When I finally made it out, I fell to my knees choking.

When I looked down I saw that my uniform was covered in blood. I patted myself down once, twice, a third time. My clothing was not ripped. And then I realized the blood was not mine.

Before the blast, I had been standing next to my friend, Joel. It was his blood I was wearing. His body, instead of mine, took the brunt of the blast.

Gunfire filled the air, but it was hard to tell who was shooting at whom. The building's roof was still intact, so I climbed the twisted staircase with two Marines to establish a fighting position.

We all wanted to identify who had done this and shoot back. We aimed our rifles at every movement, but the streets were clear except for a few children and families running from the violence. We held our fire. Even after all the months of combat, injured comrades, and the acrid smell of violence in our nostrils, every Marine kept their discipline.

Later that day I was evacuated for minor wounds. At the hospital I asked after Joel. He had been evacuated to Baghdad with a head injury, and was eventually sent back to the U.S. for more treatment.

When I got back home, Joel was well enough to come see me. I showed him my uniform from that day. It was still stained with his blood. He asked if he could have it back. I told him: "It's mine now, buddy. Besides, you shoulda ducked. "

When Joel recovered, he volunteered to go back to Iraq. He could have stayed home but he rejoined his unit in Fallujah.

We've been at war in Iraq a long time now: over five years. Longer than World War II. I know that many people are sick of hearing about it — bored by still more coverage.

People have many opinions about the war. But whatever you think, your fellow Americans are still there, while you are safe at home. Five years in, bombs are still going off; troops are still in combat. Today, soldiers still find themselves literally wearing the blood of their brothers. It's not too much to ask you to keep paying attention.

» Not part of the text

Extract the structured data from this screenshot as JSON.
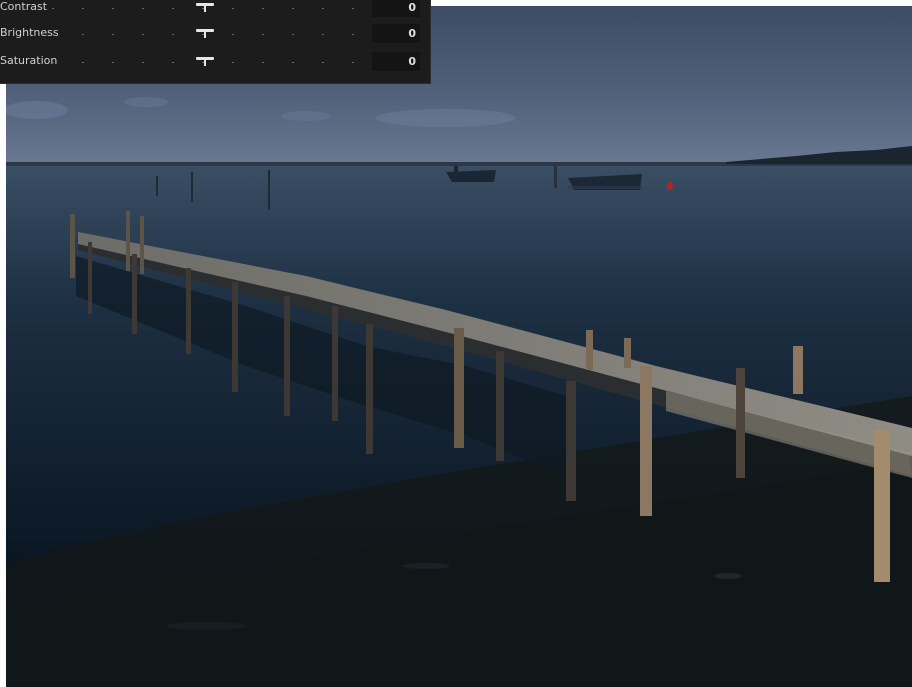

Greitens is a Navy SEAL who returned from Iraq one year ago this week. He currently serves as the Chairman of the Center for Citizen Leadership, an organization that grants fellowships to wounded and disabled veterans to begin new careers in public service.